Input for this task START

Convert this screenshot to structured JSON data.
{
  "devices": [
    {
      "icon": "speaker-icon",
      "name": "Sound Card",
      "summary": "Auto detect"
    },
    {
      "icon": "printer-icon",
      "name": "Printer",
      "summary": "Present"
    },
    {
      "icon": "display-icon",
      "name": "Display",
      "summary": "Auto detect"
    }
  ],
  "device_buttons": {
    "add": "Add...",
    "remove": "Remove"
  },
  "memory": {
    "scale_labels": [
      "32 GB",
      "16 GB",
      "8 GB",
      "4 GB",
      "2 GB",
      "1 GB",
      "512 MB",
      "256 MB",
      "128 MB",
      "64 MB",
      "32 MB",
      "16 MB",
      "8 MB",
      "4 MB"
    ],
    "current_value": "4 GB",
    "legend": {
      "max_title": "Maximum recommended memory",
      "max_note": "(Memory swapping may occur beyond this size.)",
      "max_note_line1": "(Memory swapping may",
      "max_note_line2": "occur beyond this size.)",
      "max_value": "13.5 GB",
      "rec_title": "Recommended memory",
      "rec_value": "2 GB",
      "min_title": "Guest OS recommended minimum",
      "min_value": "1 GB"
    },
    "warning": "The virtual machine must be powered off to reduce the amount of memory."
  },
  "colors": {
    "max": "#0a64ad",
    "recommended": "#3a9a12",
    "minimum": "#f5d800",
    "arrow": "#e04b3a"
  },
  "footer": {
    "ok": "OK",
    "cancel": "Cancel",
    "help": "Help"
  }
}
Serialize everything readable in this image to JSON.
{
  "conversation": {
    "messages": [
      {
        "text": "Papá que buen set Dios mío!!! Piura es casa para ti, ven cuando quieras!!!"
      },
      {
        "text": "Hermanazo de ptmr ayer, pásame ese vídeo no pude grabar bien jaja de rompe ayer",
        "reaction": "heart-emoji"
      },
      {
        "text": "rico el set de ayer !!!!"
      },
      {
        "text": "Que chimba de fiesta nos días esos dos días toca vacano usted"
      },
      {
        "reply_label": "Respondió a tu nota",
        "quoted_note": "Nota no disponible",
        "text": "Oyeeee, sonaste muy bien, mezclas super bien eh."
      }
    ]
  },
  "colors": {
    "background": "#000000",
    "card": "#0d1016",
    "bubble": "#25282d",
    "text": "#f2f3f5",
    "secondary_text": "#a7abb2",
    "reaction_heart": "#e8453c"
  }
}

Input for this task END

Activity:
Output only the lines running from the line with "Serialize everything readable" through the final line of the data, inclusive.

Worked solution:
Serialize everything readable in this image to JSON.
{
  "conversation": {
    "messages": [
      {
        "text": "Papá que buen set Dios mío!!! Piura es casa para ti, ven cuando quieras!!!"
      },
      {
        "text": "Hermanazo de ptmr ayer, pásame ese vídeo no pude grabar bien jaja de rompe ayer",
        "reaction": "heart-emoji"
      },
      {
        "text": "rico el set de ayer !!!!"
      },
      {
        "text": "Que chimba de fiesta nos días esos dos días toca vacano usted"
      },
      {
        "reply_label": "Respondió a tu nota",
        "quoted_note": "Nota no disponible",
        "text": "Oyeeee, sonaste muy bien, mezclas super bien eh."
      }
    ]
  },
  "colors": {
    "background": "#000000",
    "card": "#0d1016",
    "bubble": "#25282d",
    "text": "#f2f3f5",
    "secondary_text": "#a7abb2",
    "reaction_heart": "#e8453c"
  }
}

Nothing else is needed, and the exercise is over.